The court received the report on 26th May 2014 in the presence of the appellant and his counsel, but in the absence of the state, though duly served, the report stated that, the hospital did not have capacity to ascertain his age at the time the offence was committed. However, it was established that on 9th May 2014 when the appellant was examined he was above the age of 18 years.

This leaves the age of the appellant at the time of the commission of the alleged offence undetermined.  The burden of proving beyond reasonable doubt that the appellant was 18 years at the time the offence was committed was upon the respondent. The prosecution failed to do so. There is doubt as to whether he was a minor or an adult at the time the offence was committed. This doubt should be resolved in favour of the appellant.

We accordingly find that it was not proved that the appellant had at the time of the alleged offence attained the age of 18 years.

He accordingly ought to have been tried as minor. Upon conviction he ought to have been referred to a Children’s Court for sentencing. This did not happen and it occasioned a miscarriage of justice. See Birembo Sebastian and Nyonzima Mariko vs Uganda (Supreme Court Criminal Appeal No. 20 of 2001).  In Ssendyose Joseph vs Uganda (Criminal Appeal No. 15 of 2010) this Court held that in circumstances such as this, where the appellant had served more than 3 years of custodial sentence, the maximum detention period allowed under Section 94 (1) (g) of the Children Act, Cap 59, he ought to be released forthwith, without the case being referred to the Children’s Court for sentencing.   

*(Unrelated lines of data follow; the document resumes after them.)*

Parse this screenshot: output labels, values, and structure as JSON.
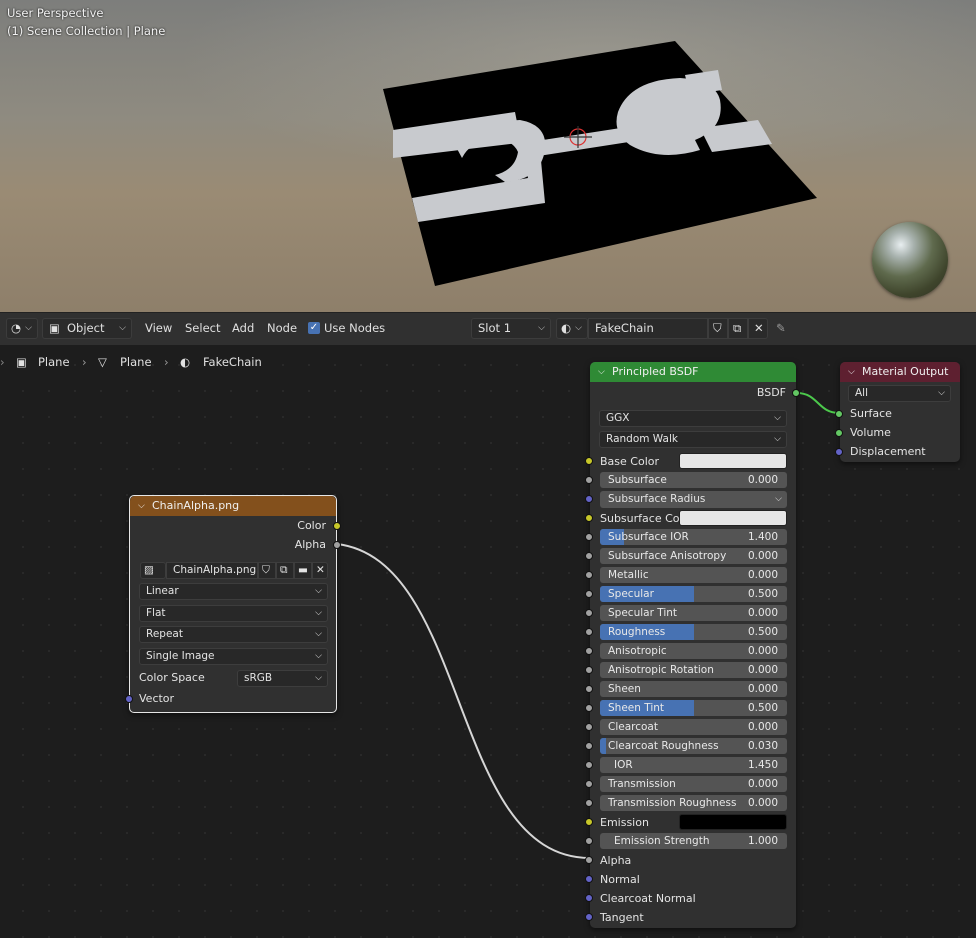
{
  "viewport": {
    "perspective_label": "User Perspective",
    "collection_label": "(1) Scene Collection | Plane"
  },
  "header": {
    "editor_type_icon": "node-editor-icon",
    "mode": "Object",
    "menus": [
      "View",
      "Select",
      "Add",
      "Node"
    ],
    "use_nodes_label": "Use Nodes",
    "use_nodes_checked": true,
    "slot": "Slot 1",
    "material_name": "FakeChain"
  },
  "breadcrumb": [
    "Plane",
    "Plane",
    "FakeChain"
  ],
  "image_node": {
    "title": "ChainAlpha.png",
    "out_color": "Color",
    "out_alpha": "Alpha",
    "image_name": "ChainAlpha.png",
    "interpolation": "Linear",
    "projection": "Flat",
    "extension": "Repeat",
    "source": "Single Image",
    "color_space_label": "Color Space",
    "color_space": "sRGB",
    "in_vector": "Vector",
    "header_color": "#83501c"
  },
  "bsdf_node": {
    "title": "Principled BSDF",
    "output": "BSDF",
    "distribution": "GGX",
    "subsurface_method": "Random Walk",
    "header_color": "#2f8a35",
    "inputs": [
      {
        "label": "Base Color",
        "type": "color",
        "swatch": "#e6e6e6"
      },
      {
        "label": "Subsurface",
        "type": "value",
        "value": "0.000",
        "fill": 0
      },
      {
        "label": "Subsurface Radius",
        "type": "vector"
      },
      {
        "label": "Subsurface Col...",
        "type": "color",
        "swatch": "#e6e6e6"
      },
      {
        "label": "Subsurface IOR",
        "type": "value",
        "value": "1.400",
        "fill": 0.13
      },
      {
        "label": "Subsurface Anisotropy",
        "type": "value",
        "value": "0.000",
        "fill": 0
      },
      {
        "label": "Metallic",
        "type": "value",
        "value": "0.000",
        "fill": 0
      },
      {
        "label": "Specular",
        "type": "value",
        "value": "0.500",
        "fill": 0.5
      },
      {
        "label": "Specular Tint",
        "type": "value",
        "value": "0.000",
        "fill": 0
      },
      {
        "label": "Roughness",
        "type": "value",
        "value": "0.500",
        "fill": 0.5
      },
      {
        "label": "Anisotropic",
        "type": "value",
        "value": "0.000",
        "fill": 0
      },
      {
        "label": "Anisotropic Rotation",
        "type": "value",
        "value": "0.000",
        "fill": 0
      },
      {
        "label": "Sheen",
        "type": "value",
        "value": "0.000",
        "fill": 0
      },
      {
        "label": "Sheen Tint",
        "type": "value",
        "value": "0.500",
        "fill": 0.5
      },
      {
        "label": "Clearcoat",
        "type": "value",
        "value": "0.000",
        "fill": 0
      },
      {
        "label": "Clearcoat Roughness",
        "type": "value",
        "value": "0.030",
        "fill": 0.03
      },
      {
        "label": "IOR",
        "type": "value",
        "value": "1.450",
        "fill": 0
      },
      {
        "label": "Transmission",
        "type": "value",
        "value": "0.000",
        "fill": 0
      },
      {
        "label": "Transmission Roughness",
        "type": "value",
        "value": "0.000",
        "fill": 0
      },
      {
        "label": "Emission",
        "type": "color",
        "swatch": "#000000"
      },
      {
        "label": "Emission Strength",
        "type": "value",
        "value": "1.000",
        "fill": 0
      },
      {
        "label": "Alpha",
        "type": "socket",
        "socket": "gray"
      },
      {
        "label": "Normal",
        "type": "socket",
        "socket": "purple"
      },
      {
        "label": "Clearcoat Normal",
        "type": "socket",
        "socket": "purple"
      },
      {
        "label": "Tangent",
        "type": "socket",
        "socket": "purple"
      }
    ]
  },
  "output_node": {
    "title": "Material Output",
    "target": "All",
    "header_color": "#5e2030",
    "inputs": [
      "Surface",
      "Volume",
      "Displacement"
    ]
  }
}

We accordingly follow the above authorities and set the appellant free inspite of the substituted conviction for indecent assault since he has already served more than 3 years of his sentence in prison.

The Judgment of the High Court is hereby set aside and substituted with this Judgment of this Court to the effect that for the reasons we have stated above the appellant is hereby set free unless he is being held on other charges.

Before taking leave of this case, this court points out to the trial courts below of the necessity, upon those courts in the course of the trial, to ascertain the age and mental status of every accused person at the time the alleged offence was committed.  The necessity for this is because the age and or mental status of an accused at the time of the commission of the offence have a vital bearing on the whole trial, including the conviction and or sentencing process, amongst other considerations.



Dated at Kampala this18th day of JUNE 2014.